Dataset extract START

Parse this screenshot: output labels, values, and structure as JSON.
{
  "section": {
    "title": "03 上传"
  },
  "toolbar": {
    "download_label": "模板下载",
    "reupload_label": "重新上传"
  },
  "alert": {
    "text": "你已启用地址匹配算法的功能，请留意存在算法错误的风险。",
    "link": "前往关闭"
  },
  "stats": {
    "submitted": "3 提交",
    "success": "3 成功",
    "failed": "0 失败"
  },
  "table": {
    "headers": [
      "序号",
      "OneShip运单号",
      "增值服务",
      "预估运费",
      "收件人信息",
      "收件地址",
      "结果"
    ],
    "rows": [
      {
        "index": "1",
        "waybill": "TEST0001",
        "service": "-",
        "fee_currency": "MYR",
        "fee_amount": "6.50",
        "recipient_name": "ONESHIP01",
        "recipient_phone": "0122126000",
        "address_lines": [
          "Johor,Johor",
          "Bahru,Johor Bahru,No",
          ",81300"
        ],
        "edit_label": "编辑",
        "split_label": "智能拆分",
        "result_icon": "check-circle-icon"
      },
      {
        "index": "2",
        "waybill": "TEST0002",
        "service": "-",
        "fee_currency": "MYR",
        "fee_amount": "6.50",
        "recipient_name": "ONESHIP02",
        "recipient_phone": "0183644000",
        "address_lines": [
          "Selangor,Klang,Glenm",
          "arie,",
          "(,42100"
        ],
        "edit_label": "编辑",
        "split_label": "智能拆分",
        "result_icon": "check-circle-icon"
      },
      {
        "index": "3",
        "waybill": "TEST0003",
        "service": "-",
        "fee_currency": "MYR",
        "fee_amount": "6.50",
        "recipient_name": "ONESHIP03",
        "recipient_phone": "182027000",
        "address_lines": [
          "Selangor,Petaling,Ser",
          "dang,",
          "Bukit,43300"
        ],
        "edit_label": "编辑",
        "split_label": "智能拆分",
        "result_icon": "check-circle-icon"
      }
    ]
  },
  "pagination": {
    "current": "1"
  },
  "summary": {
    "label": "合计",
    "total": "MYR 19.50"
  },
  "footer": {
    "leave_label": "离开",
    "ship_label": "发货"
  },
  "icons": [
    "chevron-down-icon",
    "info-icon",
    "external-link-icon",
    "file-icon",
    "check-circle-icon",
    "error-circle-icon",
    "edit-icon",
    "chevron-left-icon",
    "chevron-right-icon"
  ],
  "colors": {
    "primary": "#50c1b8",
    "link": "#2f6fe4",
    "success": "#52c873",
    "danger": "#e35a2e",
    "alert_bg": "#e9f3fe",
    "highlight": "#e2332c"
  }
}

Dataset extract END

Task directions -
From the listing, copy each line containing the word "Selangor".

Written answer -
          "Selangor,Klang,Glenm",
          "Selangor,Petaling,Ser",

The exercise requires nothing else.